NHF, HFA and the entire bleeding disorders community look forward to generating additional real-world data to demonstrate the value of these transformative therapies to not only better inform ICER’s economic modeling and analysis but to preserve access to these life-changing treatments for all people with bleeding disorders.
The intensive, four-day virtual workshop provided participants with the necessary tools and resources to help the community maintain access to care.
This scholarship is named in tribute to Kevin Child, who died of AIDS in 1989, shortly before graduating from college.
These symposia were designed to encompass critical topics with far reaching implications for our communities, including emerging and novel therapies, surveillance, and key public health-related issues relevant to affected women and girls.
86 percent of registered voters believe the government should require copay assistance to be applied to patients’ cost-sharing requirements
Thirty three organizations, including NHF, urge elected officals to ensure all people living in the US have access to adequate and affordable health coverage.
The purpose of the study is to evaluate the efficacy and safety of this investigational gene therapy in patients with moderately severe to severe hemophilia A.
On September 25, more than 300 people from across the country tuned in to this year’s virtual Red Tie Soiree.
Watch this moderated webinar regarding the current status of gene therapies in the pipeline and other novel therapies.
The funding considers financial losses caused by the pandemic.
Primary care physicians, obstetrician/gynecologists, nurse/nurse practitioners, dentists, oral surgeons and other allied professionals are all encouraged to take advantage of these online activities.
CSL Behring provided a statement to NHF nand HFA regarding the recall of Stimate® (desmopressin) nasal spray.

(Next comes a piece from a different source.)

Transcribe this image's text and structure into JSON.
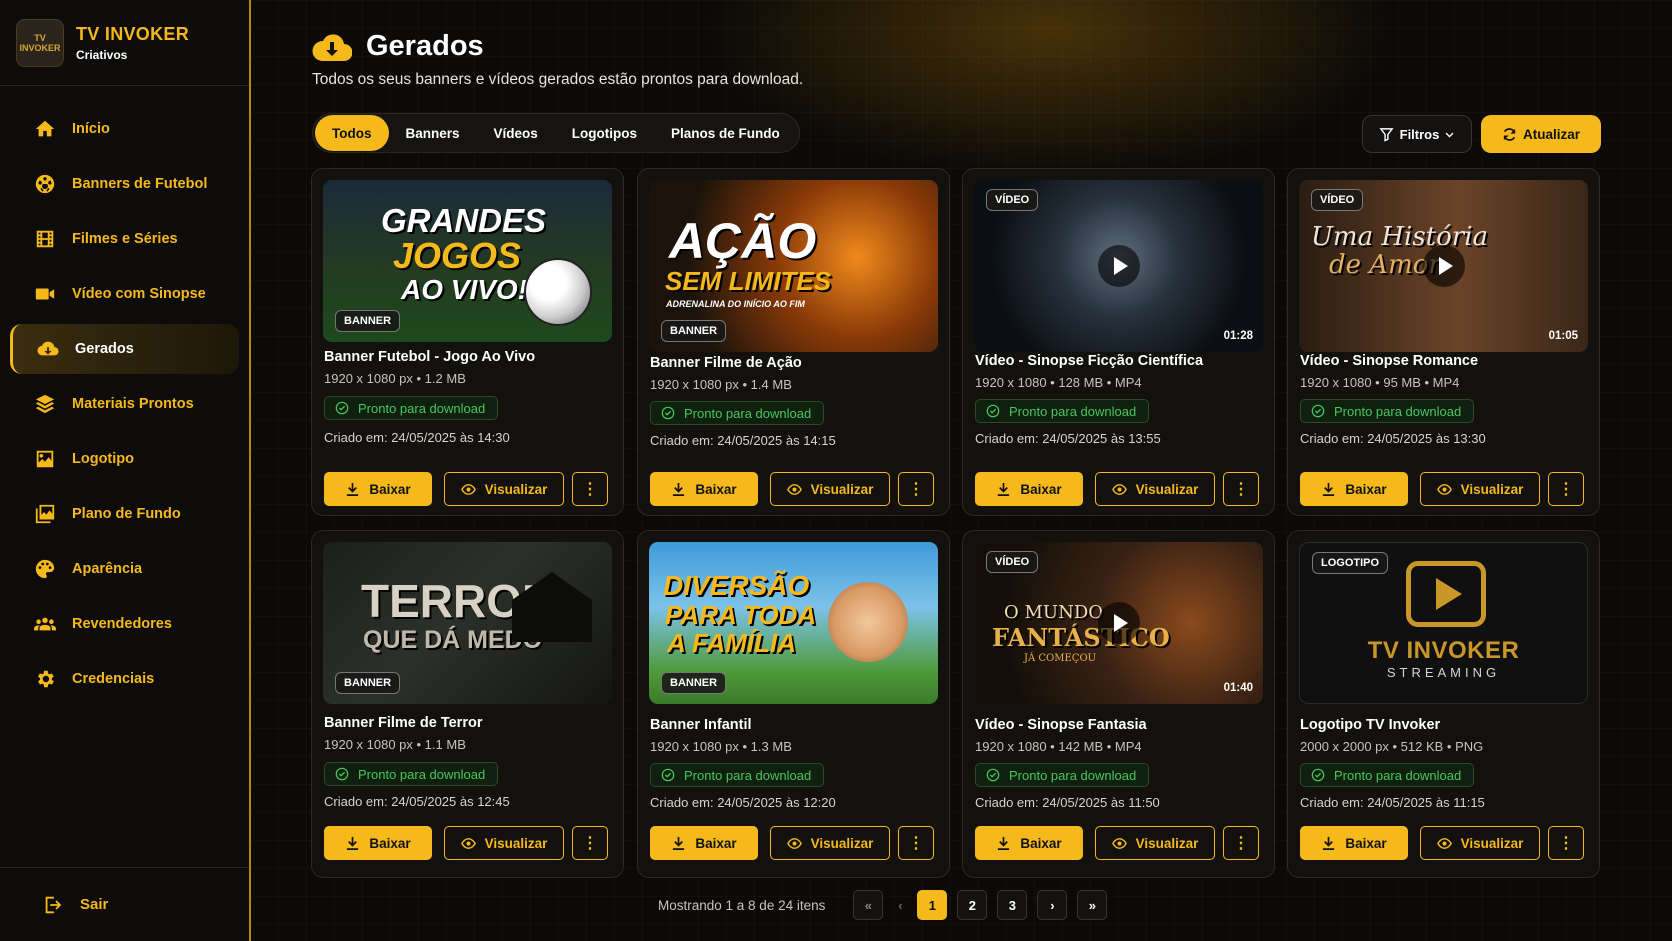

How will the Trump administration's lawsuit against the ACA affect the bleeding disorders community?
The abstracts featured at this summer's BDC covered a wide spectrum of research topics.
This commentary was authored by six individuals with severe hemophilia, all of whom have worked to achieve better health outcomes for patients with bleeding disorders.